Calling on the New Hampshire Drug Enforcement Administration (DEA) office this week, U.S. Rep. Annie Kuster (D-NH) discussed Congressional efforts to keep fentanyl-related substances classified as Schedule I and, closer to home, updates on local drug interdiction efforts.
“Fentanyl is fueling the opioid crisis here in the Granite State and in communities across the country,” Kuster said. “The complexities surrounding fentanyl and fentanyl-related substances demand a thoughtful, balanced approach to protect families in New Hampshire and public health and safety nationwide. Mr. DeLena and the hardworking men and women of the DEA are dedicated to addressing this crisis and decreasing the flow of these hazardous drugs, and I look forward to sharing what I learned today with my colleagues as we continue working to combat the opioid epidemic and support Americans who are struggling with addiction.”
Jon DeLana is the Associate Special Agent in Charge at the New Hampshire DEA office.
In 2018, approximately 32,000 deaths were linked to fentanyl-related substances, up from 28,000 in 2017. In 2018, the DEA issued a temporary order keeping fentanyl and its affiliated under Schedule I classification — a heavily restrictive designation for those drugs with no accepted medical use but a high potential for abuse.

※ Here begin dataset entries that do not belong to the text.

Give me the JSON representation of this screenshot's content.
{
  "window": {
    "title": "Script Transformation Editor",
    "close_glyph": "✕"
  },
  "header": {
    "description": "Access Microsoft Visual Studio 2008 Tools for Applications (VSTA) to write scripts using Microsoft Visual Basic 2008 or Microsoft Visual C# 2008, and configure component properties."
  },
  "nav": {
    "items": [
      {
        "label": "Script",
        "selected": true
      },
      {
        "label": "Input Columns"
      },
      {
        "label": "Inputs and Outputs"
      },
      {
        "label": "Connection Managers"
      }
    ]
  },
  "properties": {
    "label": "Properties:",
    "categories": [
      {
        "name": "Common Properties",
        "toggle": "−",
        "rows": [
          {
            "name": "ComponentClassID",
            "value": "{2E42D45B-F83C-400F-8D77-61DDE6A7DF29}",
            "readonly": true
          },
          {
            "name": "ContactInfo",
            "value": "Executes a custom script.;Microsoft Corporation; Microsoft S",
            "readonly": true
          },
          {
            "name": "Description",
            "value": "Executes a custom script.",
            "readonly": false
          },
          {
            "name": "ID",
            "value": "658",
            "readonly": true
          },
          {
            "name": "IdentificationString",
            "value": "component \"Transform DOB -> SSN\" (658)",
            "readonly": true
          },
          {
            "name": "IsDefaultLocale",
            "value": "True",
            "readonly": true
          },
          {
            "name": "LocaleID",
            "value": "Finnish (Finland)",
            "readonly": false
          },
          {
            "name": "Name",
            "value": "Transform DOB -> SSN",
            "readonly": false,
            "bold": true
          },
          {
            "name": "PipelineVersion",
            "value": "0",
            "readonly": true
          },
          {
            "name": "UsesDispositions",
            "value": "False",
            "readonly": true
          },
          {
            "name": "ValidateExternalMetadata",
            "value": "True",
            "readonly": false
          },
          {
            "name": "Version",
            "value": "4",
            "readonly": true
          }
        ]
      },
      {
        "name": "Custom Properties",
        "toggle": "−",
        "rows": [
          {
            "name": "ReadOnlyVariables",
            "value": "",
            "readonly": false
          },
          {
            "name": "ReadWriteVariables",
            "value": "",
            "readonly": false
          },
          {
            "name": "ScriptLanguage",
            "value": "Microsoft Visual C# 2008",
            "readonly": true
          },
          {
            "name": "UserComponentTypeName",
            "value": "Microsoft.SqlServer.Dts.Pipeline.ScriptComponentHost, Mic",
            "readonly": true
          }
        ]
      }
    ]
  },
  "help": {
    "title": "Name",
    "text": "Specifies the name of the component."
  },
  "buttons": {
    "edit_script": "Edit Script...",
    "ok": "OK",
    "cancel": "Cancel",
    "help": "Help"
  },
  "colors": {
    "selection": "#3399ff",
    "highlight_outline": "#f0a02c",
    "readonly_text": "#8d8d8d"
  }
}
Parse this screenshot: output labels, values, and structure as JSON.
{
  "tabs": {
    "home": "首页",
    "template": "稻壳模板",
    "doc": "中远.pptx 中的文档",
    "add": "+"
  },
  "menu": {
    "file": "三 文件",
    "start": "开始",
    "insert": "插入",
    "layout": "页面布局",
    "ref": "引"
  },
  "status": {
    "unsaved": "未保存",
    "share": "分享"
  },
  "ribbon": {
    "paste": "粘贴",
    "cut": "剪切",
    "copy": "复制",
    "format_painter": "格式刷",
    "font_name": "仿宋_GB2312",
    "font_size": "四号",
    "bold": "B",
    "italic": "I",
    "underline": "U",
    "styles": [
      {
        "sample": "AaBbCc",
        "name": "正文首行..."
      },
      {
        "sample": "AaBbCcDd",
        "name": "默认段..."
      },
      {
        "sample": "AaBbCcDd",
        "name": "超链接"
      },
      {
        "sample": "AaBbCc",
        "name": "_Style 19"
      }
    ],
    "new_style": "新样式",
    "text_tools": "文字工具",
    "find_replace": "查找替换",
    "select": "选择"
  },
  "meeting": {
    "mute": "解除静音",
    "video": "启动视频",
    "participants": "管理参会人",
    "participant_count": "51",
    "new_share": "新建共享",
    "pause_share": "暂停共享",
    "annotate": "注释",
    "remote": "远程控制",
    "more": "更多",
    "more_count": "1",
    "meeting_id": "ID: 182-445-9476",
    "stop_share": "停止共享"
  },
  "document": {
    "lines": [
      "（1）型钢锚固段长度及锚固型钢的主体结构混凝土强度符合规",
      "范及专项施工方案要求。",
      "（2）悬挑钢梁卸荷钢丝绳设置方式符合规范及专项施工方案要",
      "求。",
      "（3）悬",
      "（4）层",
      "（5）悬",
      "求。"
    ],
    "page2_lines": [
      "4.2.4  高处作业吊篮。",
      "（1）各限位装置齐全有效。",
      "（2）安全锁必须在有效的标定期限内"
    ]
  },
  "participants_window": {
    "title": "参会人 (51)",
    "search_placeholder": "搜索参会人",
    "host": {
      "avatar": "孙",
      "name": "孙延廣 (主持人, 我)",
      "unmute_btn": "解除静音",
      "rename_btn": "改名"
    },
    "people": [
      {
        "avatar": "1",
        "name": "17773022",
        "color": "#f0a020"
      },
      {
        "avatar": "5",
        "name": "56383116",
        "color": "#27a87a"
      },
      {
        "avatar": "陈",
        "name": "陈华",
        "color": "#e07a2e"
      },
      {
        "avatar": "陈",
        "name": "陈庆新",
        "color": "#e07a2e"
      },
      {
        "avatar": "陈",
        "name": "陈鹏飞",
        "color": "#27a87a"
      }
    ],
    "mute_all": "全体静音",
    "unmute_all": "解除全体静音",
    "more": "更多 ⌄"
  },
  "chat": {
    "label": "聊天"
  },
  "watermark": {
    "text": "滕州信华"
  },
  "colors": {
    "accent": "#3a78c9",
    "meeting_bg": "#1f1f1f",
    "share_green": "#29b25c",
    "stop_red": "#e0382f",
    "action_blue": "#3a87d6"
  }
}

Faced with that order’s impending expiration this month, the Senate introduced the Temporary Reauthorization and Study of the Emergency Schedule of Fentanyl Analogues Act. The legislation will extend the classification and create a study of fentanyl analogues. After the Senate advanced the legislation, the House took it up last week, where a Kuster-led effort saw it advanced there as well. It heads now for the desk of the president.